Francis-Rhiney leads Red Stripe's cassava initiative
With more and more women taking the lead in major companies in Jamaica and the world, Red Stripe remains a consistent standard-bearer, with Cavelle Francis-Rhiney running its high-profile Project Grow programme.
Perhaps one of the few females in her field, Francis-Rhiney has an academic background in sustainable development with a focus on food security, climate change and supply chain development. The PhD candidate also holds bachelor's and master's degrees.
In January, she was invited to participate in the Dialogue 4 Development (D4D) Forum, hosted by the Caribbean Community (CARICOM) secretariat as part of the activities under the Agriculture Policy Programme (APP).

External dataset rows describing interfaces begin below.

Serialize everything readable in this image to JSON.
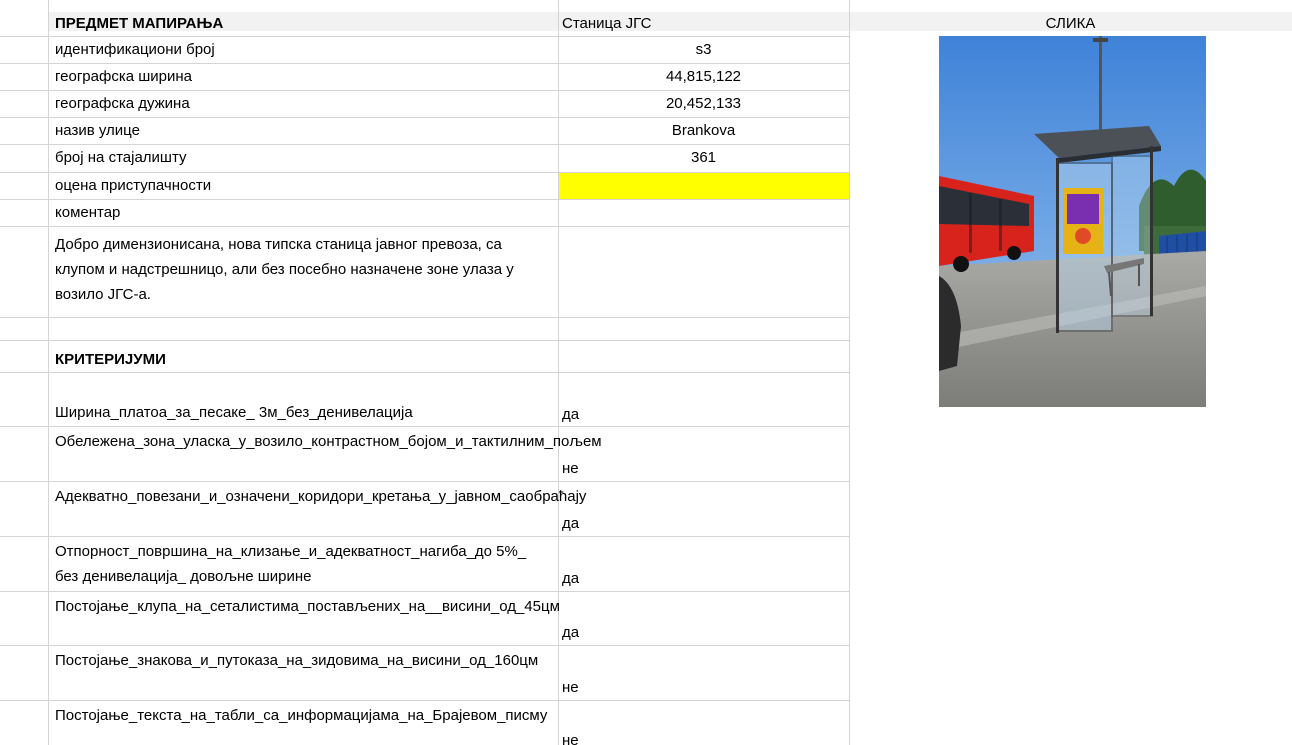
{
  "header": {
    "title": "ПРЕДМЕТ МАПИРАЊА",
    "station_type": "Станица ЈГС",
    "image_header": "СЛИКА"
  },
  "fields": [
    {
      "label": "идентификациони број",
      "value": "s3"
    },
    {
      "label": "географска ширина",
      "value": "44,815,122"
    },
    {
      "label": "географска дужина",
      "value": "20,452,133"
    },
    {
      "label": "назив улице",
      "value": "Brankova"
    },
    {
      "label": "број на стајалишту",
      "value": "361"
    },
    {
      "label": "оцена приступачности",
      "value": ""
    },
    {
      "label": "коментар",
      "value": ""
    }
  ],
  "comment_text": "Добро димензионисана, нова типска станица јавног превоза, са клупом и надстрешницо, али без посебно назначене зоне улаза у возило ЈГС-а.",
  "criteria_title": "КРИТЕРИЈУМИ",
  "criteria": [
    {
      "label": "Ширина_платоа_за_песаке_ 3м_без_денивелација",
      "value": "да"
    },
    {
      "label": "Обележена_зона_уласка_у_возило_контрастном_бојом_и_тактилним_пољем",
      "value": "не"
    },
    {
      "label": "Адекватно_повезани_и_означени_коридори_кретања_у_јавном_саобраћају",
      "value": "да"
    },
    {
      "label": "Отпорност_површина_на_клизање_и_адекватност_нагиба_до 5%_ без денивелација_ довољне ширине",
      "value": "да"
    },
    {
      "label": "Постојање_клупа_на_сеталистима_постављених_на__висини_од_45цм",
      "value": "да"
    },
    {
      "label": "Постојање_знакова_и_путоказа_на_зидовима_на_висини_од_160цм",
      "value": "не"
    },
    {
      "label": "Постојање_текста_на_табли_са_информацијама_на_Брајевом_писму",
      "value": "не"
    }
  ],
  "colors": {
    "accessibility_rating_fill": "#ffff00",
    "header_band": "#f2f2f2",
    "gridline": "#d4d4d4"
  }
}
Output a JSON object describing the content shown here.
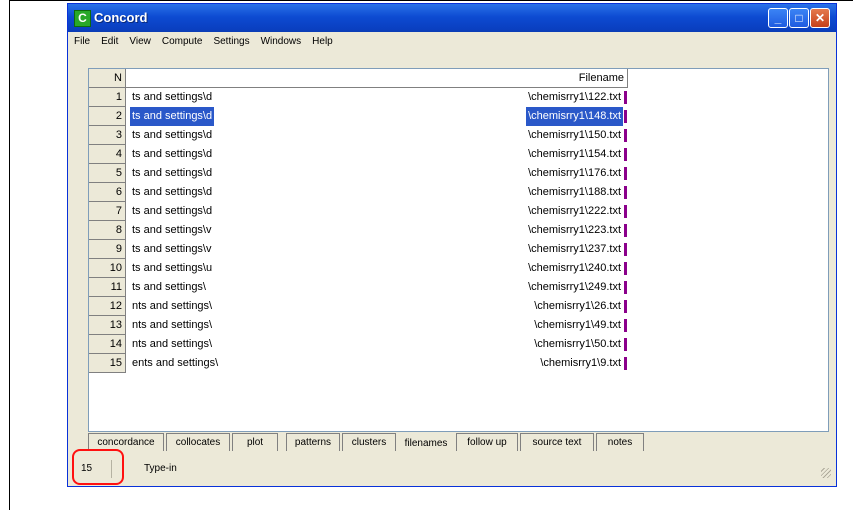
{
  "window": {
    "title": "Concord",
    "app_icon_letter": "C",
    "title_bar_color": "#0d4bd2"
  },
  "menu": [
    "File",
    "Edit",
    "View",
    "Compute",
    "Settings",
    "Windows",
    "Help"
  ],
  "table": {
    "headers": {
      "n": "N",
      "filename": "Filename"
    },
    "rows": [
      {
        "n": "1",
        "path": "ts and settings\\d",
        "file": "\\chemisrry1\\122.txt"
      },
      {
        "n": "2",
        "path": "ts and settings\\d",
        "file": "\\chemisrry1\\148.txt",
        "selected": true
      },
      {
        "n": "3",
        "path": "ts and settings\\d",
        "file": "\\chemisrry1\\150.txt"
      },
      {
        "n": "4",
        "path": "ts and settings\\d",
        "file": "\\chemisrry1\\154.txt"
      },
      {
        "n": "5",
        "path": "ts and settings\\d",
        "file": "\\chemisrry1\\176.txt"
      },
      {
        "n": "6",
        "path": "ts and settings\\d",
        "file": "\\chemisrry1\\188.txt"
      },
      {
        "n": "7",
        "path": "ts and settings\\d",
        "file": "\\chemisrry1\\222.txt"
      },
      {
        "n": "8",
        "path": "ts and settings\\v",
        "file": "\\chemisrry1\\223.txt"
      },
      {
        "n": "9",
        "path": "ts and settings\\v",
        "file": "\\chemisrry1\\237.txt"
      },
      {
        "n": "10",
        "path": "ts and settings\\u",
        "file": "\\chemisrry1\\240.txt"
      },
      {
        "n": "11",
        "path": "ts and settings\\",
        "file": "\\chemisrry1\\249.txt"
      },
      {
        "n": "12",
        "path": "nts and settings\\",
        "file": "\\chemisrry1\\26.txt"
      },
      {
        "n": "13",
        "path": "nts and settings\\",
        "file": "\\chemisrry1\\49.txt"
      },
      {
        "n": "14",
        "path": "nts and settings\\",
        "file": "\\chemisrry1\\50.txt"
      },
      {
        "n": "15",
        "path": "ents and settings\\",
        "file": "\\chemisrry1\\9.txt"
      }
    ]
  },
  "tabs": [
    "concordance",
    "collocates",
    "plot",
    "patterns",
    "clusters",
    "filenames",
    "follow up",
    "source text",
    "notes"
  ],
  "active_tab": "filenames",
  "status": {
    "count": "15",
    "mode": "Type-in"
  },
  "colors": {
    "selection": "#2a58c9",
    "highlight_circle": "#ff1010",
    "end_marker": "#8b008b"
  }
}
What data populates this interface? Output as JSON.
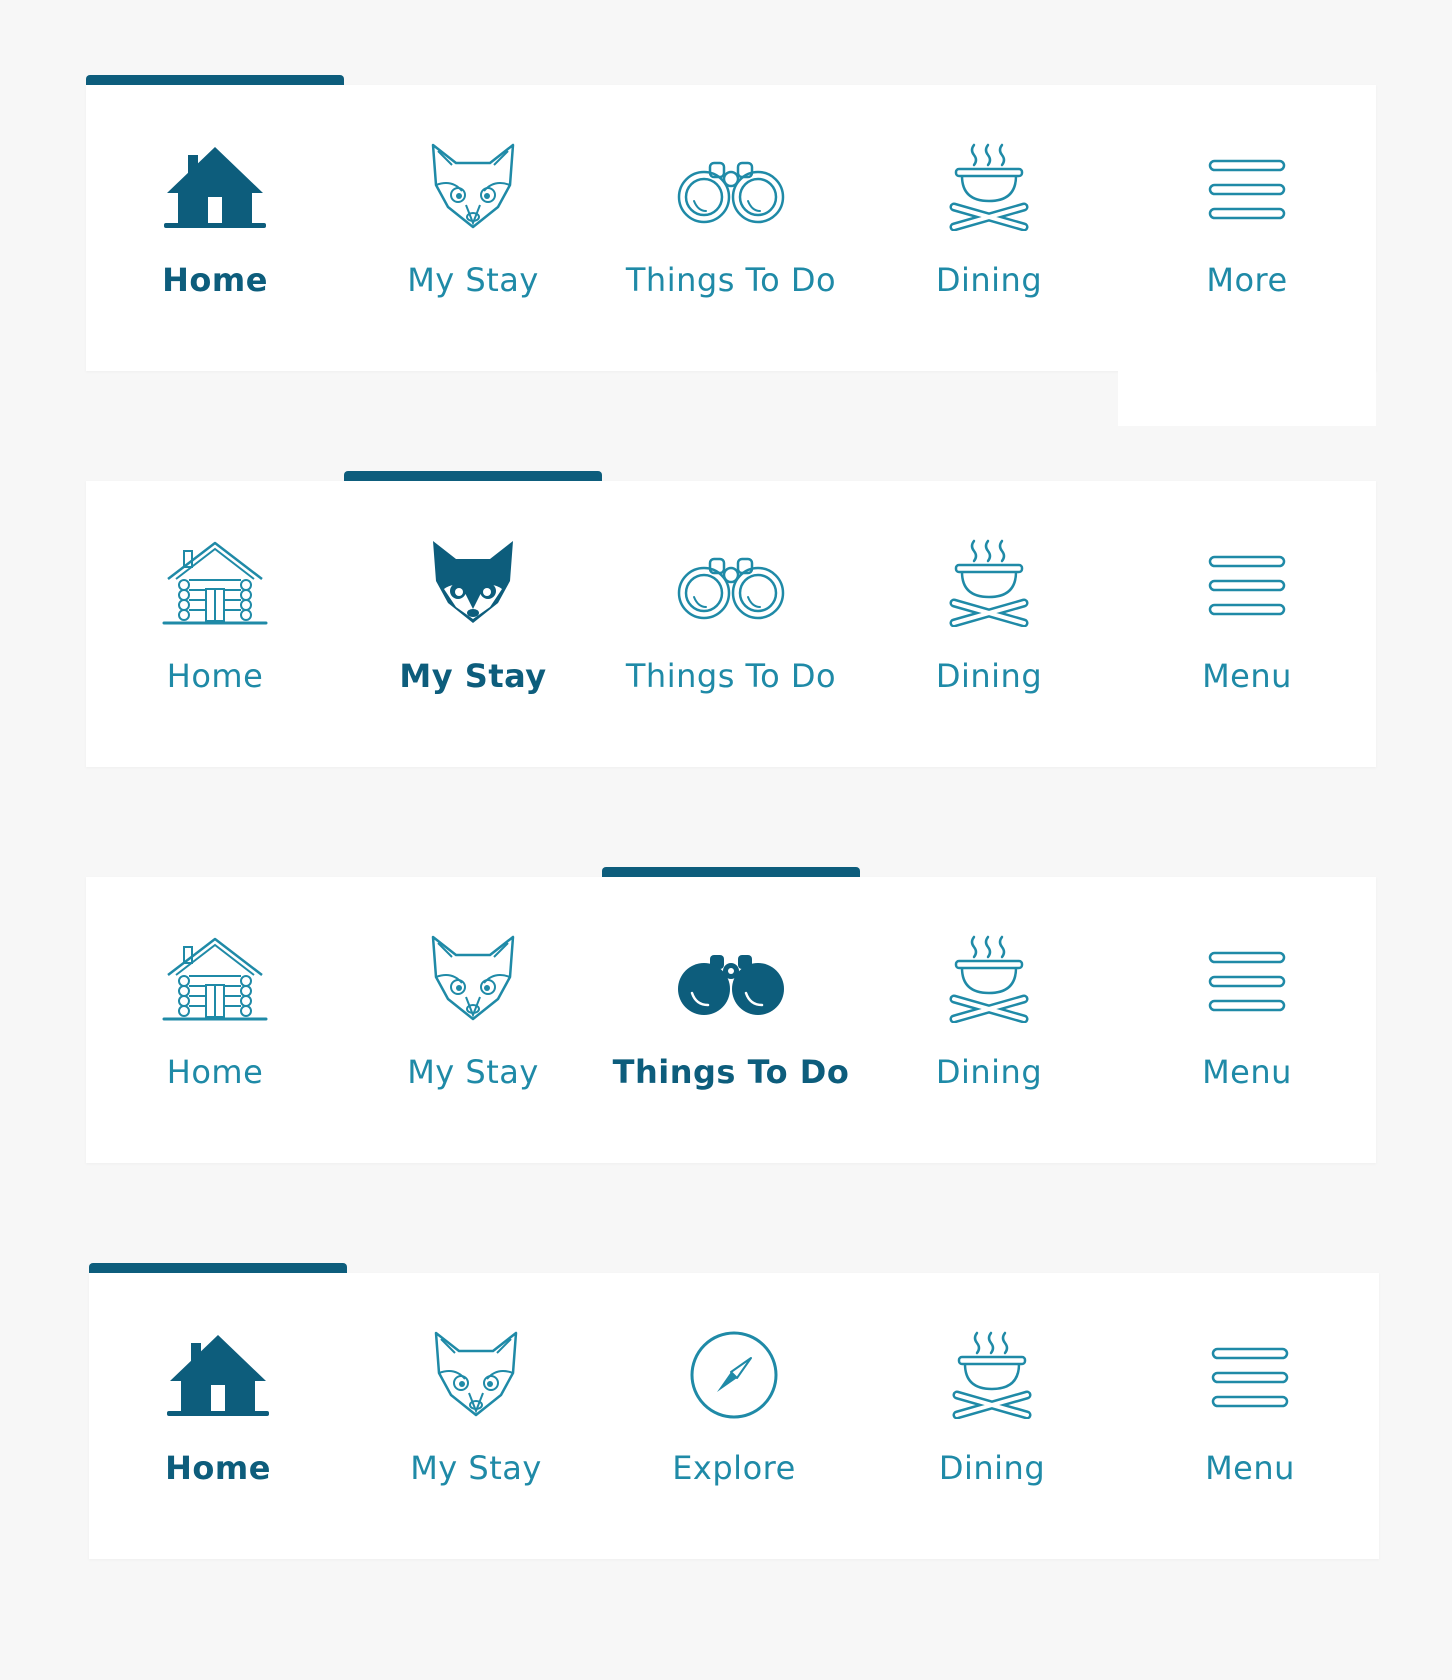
{
  "colors": {
    "page_background": "#f7f7f7",
    "bar_background": "#ffffff",
    "active": "#0d5d7c",
    "inactive": "#1f8aa7"
  },
  "navbars": [
    {
      "id": "bar-1",
      "active_index": 0,
      "items": [
        {
          "label": "Home",
          "icon": "house-icon",
          "active": true
        },
        {
          "label": "My Stay",
          "icon": "fox-icon",
          "active": false
        },
        {
          "label": "Things To Do",
          "icon": "binoculars-icon",
          "active": false
        },
        {
          "label": "Dining",
          "icon": "cooking-pot-icon",
          "active": false
        },
        {
          "label": "More",
          "icon": "hamburger-icon",
          "active": false
        }
      ]
    },
    {
      "id": "bar-2",
      "active_index": 1,
      "items": [
        {
          "label": "Home",
          "icon": "log-cabin-icon",
          "active": false
        },
        {
          "label": "My Stay",
          "icon": "fox-icon",
          "active": true
        },
        {
          "label": "Things To Do",
          "icon": "binoculars-icon",
          "active": false
        },
        {
          "label": "Dining",
          "icon": "cooking-pot-icon",
          "active": false
        },
        {
          "label": "Menu",
          "icon": "hamburger-icon",
          "active": false
        }
      ]
    },
    {
      "id": "bar-3",
      "active_index": 2,
      "items": [
        {
          "label": "Home",
          "icon": "log-cabin-icon",
          "active": false
        },
        {
          "label": "My Stay",
          "icon": "fox-icon",
          "active": false
        },
        {
          "label": "Things To Do",
          "icon": "binoculars-icon",
          "active": true
        },
        {
          "label": "Dining",
          "icon": "cooking-pot-icon",
          "active": false
        },
        {
          "label": "Menu",
          "icon": "hamburger-icon",
          "active": false
        }
      ]
    },
    {
      "id": "bar-4",
      "active_index": 0,
      "items": [
        {
          "label": "Home",
          "icon": "house-icon",
          "active": true
        },
        {
          "label": "My Stay",
          "icon": "fox-icon",
          "active": false
        },
        {
          "label": "Explore",
          "icon": "compass-icon",
          "active": false
        },
        {
          "label": "Dining",
          "icon": "cooking-pot-icon",
          "active": false
        },
        {
          "label": "Menu",
          "icon": "hamburger-icon",
          "active": false
        }
      ]
    }
  ]
}
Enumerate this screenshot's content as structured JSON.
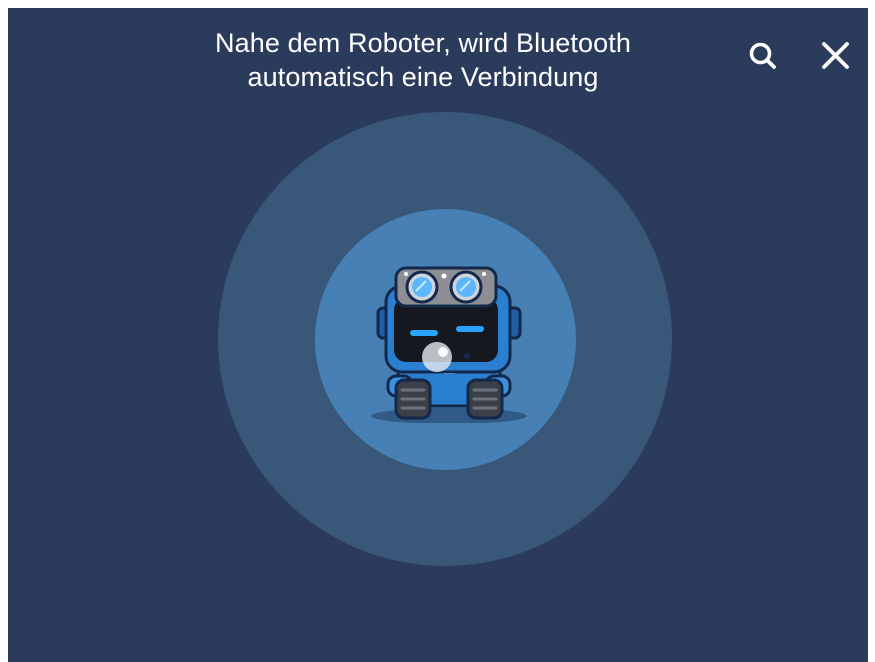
{
  "header": {
    "title_line1": "Nahe dem Roboter, wird Bluetooth",
    "title_line2": "automatisch eine Verbindung"
  },
  "icons": {
    "search": "search-icon",
    "close": "close-icon",
    "robot": "robot-illustration"
  },
  "colors": {
    "background": "#2b3b5c",
    "outer_ring": "#395779",
    "inner_ring": "#4680b4",
    "text": "#ffffff"
  }
}
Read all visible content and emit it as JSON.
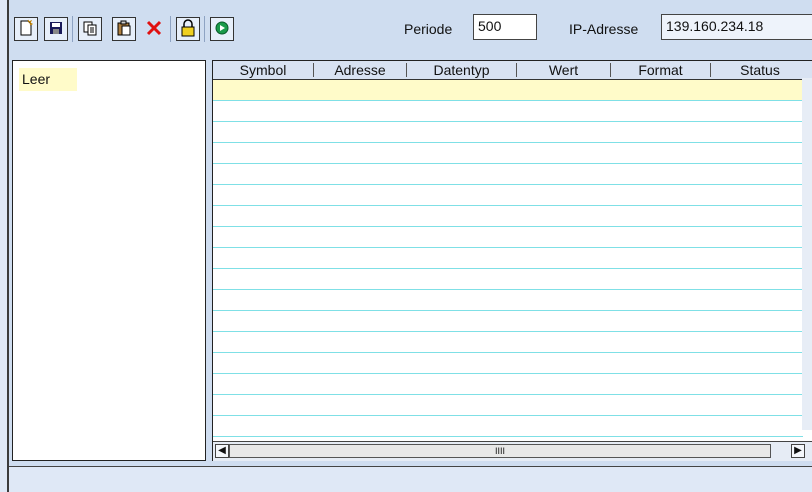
{
  "toolbar": {
    "buttons": [
      {
        "name": "new-icon"
      },
      {
        "name": "save-icon"
      },
      {
        "name": "copy-icon"
      },
      {
        "name": "paste-icon"
      },
      {
        "name": "delete-icon"
      },
      {
        "name": "lock-icon"
      },
      {
        "name": "run-icon"
      }
    ],
    "periode_label": "Periode",
    "periode_value": "500",
    "ip_label": "IP-Adresse",
    "ip_value": "139.160.234.18"
  },
  "left_panel": {
    "item": "Leer"
  },
  "grid": {
    "columns": [
      "Symbol",
      "Adresse",
      "Datentyp",
      "Wert",
      "Format",
      "Status"
    ],
    "rows": []
  },
  "scroll": {
    "thumb_grip": "IIII"
  },
  "colors": {
    "toolbar_bg": "#cfddf0",
    "selection": "#fffbc9",
    "row_line": "#7fe0e6",
    "delete_red": "#e01010",
    "run_green": "#1a9a4a"
  }
}
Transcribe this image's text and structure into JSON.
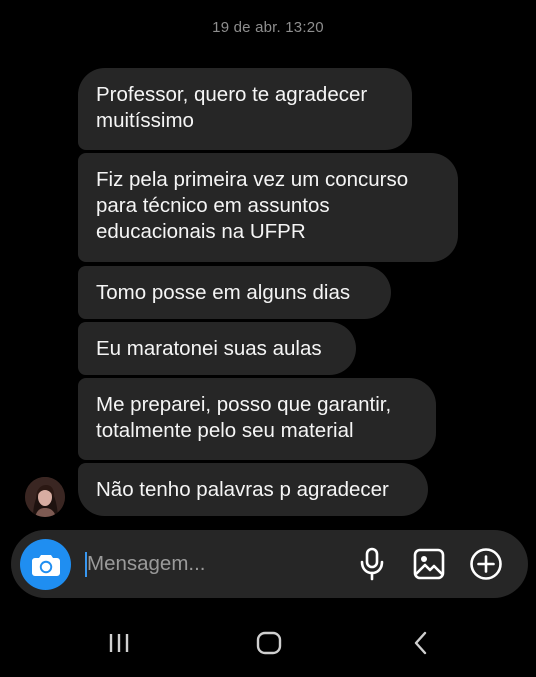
{
  "conversation": {
    "timestamp": "19 de abr. 13:20",
    "messages": [
      {
        "text": "Professor, quero te agradecer\nmuitíssimo"
      },
      {
        "text": "Fiz pela primeira vez um concurso\npara técnico em assuntos\neducacionais na UFPR"
      },
      {
        "text": "Tomo posse em alguns dias"
      },
      {
        "text": "Eu maratonei suas aulas"
      },
      {
        "text": "Me preparei, posso que garantir,\ntotalmente pelo seu material"
      },
      {
        "text": "Não tenho palavras p agradecer"
      }
    ]
  },
  "composer": {
    "placeholder": "Mensagem...",
    "value": "",
    "icons": {
      "camera": "camera-icon",
      "mic": "microphone-icon",
      "gallery": "gallery-icon",
      "plus": "plus-icon"
    }
  },
  "navbar": {
    "icons": [
      "recents-icon",
      "home-icon",
      "back-icon"
    ]
  },
  "colors": {
    "background": "#000000",
    "bubble": "#262626",
    "accent": "#1f8ef1",
    "timestamp": "#8e8e8e",
    "placeholder": "#9a9a9a"
  }
}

Giving her take on the forum, Francis-Rhiney said she, "Was specifically invited to participate in a validation workshop for a consultancy that was done to elaborate a regional public policy framework for the cassava industry in the Caribbean, among other critical issues. It was a rewarding experience and added to the impetus for me to play my part in ensuring that what Red Stripe is doing is an absolute success. The Caribbean is watching and this project will very likely influence developments throughout the region.''
Red Stripe's Project Grow is a sustainable agriculture strategy to increase use of local raw materials, particularly cassava, in its brewed products with a target of 40 per cent by 2020. It currently uses five per five per cent of cassava starch in its Red Stripe brew, which the company grows on farms in St Catherine.
The main objective of project grow is to develop a sustainable cassava starch supply chain with some 3,000 acres of cassava under cultivation and agro processing capacity of 100 root tons/day to convert cassava roots to starch and eventually high maltose syrup (HMS) thus replacing imported high maltose corn syrup (HMCS) in brewing with cassava starch up to 40 per cent of extract.
Since its inception in 2014, Project Grow has also provided the training and employment of nearly 70 youths, the installation of a cassava starch processing plant in Jamaica, and the development and cultivation of cassava tubers under commercial conditions on Red Stripe owned farms.
With Francis-Rhiney playing a key role in orchestrating these achievements and, as a leader in the Project Grow initiative, Red Stripe is poised to achieve even more in the coming months.